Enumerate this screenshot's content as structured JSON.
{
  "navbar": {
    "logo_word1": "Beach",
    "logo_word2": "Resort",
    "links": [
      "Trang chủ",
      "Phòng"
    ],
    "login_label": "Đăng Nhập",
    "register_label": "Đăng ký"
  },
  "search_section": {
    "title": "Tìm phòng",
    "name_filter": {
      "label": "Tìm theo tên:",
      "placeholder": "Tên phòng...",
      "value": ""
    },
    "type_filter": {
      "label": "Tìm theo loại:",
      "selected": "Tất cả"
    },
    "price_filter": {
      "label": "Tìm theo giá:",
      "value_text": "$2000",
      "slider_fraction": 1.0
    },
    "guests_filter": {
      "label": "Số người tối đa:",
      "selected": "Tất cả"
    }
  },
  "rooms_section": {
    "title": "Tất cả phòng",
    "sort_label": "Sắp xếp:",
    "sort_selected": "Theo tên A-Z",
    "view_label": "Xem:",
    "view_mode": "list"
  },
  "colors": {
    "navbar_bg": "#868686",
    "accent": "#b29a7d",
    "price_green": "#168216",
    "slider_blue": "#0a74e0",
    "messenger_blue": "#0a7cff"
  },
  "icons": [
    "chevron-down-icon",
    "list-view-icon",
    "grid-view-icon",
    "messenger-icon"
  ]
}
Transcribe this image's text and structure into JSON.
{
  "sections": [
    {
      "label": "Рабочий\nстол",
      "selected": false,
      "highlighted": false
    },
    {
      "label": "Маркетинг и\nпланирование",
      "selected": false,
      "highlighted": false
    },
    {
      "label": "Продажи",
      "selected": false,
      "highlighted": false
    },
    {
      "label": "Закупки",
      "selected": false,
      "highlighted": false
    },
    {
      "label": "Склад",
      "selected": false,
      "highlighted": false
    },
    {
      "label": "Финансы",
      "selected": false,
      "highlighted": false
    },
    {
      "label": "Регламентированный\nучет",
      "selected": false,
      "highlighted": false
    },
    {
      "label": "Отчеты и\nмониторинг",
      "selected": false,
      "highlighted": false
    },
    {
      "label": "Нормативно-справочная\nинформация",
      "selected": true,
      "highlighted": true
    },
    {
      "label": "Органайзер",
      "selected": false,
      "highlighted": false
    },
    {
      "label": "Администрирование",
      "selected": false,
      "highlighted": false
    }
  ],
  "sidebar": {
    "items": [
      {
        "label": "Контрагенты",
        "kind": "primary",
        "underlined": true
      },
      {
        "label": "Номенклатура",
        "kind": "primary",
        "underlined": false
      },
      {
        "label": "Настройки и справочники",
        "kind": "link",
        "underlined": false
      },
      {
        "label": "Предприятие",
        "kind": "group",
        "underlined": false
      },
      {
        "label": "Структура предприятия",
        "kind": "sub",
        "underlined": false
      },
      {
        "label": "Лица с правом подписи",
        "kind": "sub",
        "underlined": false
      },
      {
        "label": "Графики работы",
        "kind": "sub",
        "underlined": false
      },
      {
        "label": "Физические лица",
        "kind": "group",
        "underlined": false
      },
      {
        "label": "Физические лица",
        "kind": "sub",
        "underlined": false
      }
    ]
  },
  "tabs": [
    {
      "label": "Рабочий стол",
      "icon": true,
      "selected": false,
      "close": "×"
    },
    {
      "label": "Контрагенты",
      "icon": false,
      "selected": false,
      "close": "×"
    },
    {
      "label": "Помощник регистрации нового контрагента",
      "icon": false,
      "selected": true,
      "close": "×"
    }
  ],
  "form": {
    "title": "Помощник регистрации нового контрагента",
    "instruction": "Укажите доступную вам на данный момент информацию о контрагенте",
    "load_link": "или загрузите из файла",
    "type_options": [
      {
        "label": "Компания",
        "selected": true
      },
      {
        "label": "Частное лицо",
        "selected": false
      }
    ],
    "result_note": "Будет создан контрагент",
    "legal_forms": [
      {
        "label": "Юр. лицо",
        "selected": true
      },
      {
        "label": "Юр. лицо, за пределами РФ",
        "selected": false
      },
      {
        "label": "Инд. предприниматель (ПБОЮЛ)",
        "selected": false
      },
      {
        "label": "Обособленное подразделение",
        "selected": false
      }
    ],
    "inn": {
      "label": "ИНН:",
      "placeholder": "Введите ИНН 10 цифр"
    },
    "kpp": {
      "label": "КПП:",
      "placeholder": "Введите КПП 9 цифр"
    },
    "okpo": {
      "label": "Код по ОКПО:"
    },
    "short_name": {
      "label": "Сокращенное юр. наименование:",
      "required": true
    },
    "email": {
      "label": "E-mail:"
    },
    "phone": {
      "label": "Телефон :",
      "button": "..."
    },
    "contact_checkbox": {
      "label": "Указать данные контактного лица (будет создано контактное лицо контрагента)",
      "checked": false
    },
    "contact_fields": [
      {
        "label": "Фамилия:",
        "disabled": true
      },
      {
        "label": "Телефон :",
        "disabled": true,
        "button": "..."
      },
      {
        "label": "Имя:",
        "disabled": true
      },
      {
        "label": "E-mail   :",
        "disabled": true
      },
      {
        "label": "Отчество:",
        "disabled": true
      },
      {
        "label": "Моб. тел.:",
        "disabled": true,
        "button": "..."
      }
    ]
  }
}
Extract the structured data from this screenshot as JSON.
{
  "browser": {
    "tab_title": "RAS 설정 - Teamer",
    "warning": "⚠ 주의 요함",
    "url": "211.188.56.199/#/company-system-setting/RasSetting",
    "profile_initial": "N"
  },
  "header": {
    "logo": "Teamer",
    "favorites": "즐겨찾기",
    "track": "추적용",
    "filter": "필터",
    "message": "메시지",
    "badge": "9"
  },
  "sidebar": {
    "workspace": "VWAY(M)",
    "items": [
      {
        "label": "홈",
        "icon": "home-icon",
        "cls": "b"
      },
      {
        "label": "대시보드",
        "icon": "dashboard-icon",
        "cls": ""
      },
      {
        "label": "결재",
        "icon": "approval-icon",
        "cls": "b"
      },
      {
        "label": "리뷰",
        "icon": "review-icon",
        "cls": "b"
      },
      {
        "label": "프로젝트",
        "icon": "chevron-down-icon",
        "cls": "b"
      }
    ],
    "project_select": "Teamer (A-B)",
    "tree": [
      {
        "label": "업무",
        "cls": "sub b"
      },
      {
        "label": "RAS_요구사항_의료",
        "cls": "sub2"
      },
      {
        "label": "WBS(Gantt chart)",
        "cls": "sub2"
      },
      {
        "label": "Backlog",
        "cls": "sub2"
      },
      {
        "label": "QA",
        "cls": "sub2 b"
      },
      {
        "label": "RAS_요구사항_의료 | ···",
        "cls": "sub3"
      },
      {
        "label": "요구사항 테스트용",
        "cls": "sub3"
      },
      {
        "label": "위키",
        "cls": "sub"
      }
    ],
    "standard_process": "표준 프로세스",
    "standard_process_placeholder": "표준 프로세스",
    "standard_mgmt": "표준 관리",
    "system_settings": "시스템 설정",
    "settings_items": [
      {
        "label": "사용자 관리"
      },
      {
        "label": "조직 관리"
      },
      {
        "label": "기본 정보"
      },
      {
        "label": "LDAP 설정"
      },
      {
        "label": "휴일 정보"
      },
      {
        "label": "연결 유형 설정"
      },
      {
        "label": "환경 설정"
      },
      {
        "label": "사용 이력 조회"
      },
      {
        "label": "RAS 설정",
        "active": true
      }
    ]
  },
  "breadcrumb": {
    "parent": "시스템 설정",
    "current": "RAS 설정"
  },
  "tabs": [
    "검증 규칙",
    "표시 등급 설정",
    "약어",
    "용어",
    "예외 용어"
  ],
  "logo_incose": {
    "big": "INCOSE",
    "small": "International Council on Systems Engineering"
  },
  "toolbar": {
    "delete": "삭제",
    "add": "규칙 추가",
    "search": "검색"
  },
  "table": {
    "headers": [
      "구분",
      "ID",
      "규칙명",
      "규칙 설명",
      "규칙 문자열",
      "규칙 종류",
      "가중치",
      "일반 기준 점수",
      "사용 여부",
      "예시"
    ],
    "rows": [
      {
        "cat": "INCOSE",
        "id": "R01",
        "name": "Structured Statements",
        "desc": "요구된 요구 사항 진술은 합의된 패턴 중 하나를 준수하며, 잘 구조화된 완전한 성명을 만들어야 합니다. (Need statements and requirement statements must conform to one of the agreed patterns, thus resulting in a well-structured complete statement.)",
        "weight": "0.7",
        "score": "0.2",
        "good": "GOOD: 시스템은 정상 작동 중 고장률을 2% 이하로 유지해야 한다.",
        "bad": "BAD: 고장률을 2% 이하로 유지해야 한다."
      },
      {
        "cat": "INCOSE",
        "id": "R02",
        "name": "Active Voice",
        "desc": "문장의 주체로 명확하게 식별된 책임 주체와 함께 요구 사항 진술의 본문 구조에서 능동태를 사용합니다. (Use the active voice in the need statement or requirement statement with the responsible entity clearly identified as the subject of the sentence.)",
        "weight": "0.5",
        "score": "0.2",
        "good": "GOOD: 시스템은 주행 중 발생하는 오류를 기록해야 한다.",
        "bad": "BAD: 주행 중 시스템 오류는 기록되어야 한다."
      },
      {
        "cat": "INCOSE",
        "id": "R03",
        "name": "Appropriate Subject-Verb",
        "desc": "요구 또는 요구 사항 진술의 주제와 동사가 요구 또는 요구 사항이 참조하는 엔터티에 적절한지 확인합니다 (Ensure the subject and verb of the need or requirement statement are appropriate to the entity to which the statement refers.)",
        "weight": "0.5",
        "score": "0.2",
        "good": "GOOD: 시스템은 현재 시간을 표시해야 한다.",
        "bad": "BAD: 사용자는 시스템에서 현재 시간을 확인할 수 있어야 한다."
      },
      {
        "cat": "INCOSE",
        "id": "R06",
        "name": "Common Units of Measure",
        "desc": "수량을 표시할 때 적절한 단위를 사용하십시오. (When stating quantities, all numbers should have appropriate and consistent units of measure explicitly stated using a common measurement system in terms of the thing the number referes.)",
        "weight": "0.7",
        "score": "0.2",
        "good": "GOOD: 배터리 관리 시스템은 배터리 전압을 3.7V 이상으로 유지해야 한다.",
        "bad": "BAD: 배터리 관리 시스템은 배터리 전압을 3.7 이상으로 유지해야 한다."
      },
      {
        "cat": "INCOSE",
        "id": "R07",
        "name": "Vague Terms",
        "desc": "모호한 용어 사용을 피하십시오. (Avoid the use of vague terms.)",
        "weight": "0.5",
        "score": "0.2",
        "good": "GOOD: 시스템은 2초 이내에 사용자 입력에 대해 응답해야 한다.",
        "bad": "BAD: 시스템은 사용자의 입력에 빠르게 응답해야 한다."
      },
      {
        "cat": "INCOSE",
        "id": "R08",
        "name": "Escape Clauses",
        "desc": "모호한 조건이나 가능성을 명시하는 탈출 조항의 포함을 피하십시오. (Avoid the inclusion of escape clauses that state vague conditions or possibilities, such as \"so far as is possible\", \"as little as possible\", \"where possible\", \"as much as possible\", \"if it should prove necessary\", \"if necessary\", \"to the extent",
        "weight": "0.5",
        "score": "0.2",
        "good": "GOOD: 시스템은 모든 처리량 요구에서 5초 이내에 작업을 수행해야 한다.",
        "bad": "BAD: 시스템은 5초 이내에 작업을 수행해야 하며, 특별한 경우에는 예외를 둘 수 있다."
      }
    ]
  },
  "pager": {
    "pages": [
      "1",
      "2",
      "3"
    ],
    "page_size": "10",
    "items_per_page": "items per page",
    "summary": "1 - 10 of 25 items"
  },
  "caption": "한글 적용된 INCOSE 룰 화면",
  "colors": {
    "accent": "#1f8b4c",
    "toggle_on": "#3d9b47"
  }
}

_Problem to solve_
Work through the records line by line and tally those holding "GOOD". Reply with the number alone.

_Exercise solution_
6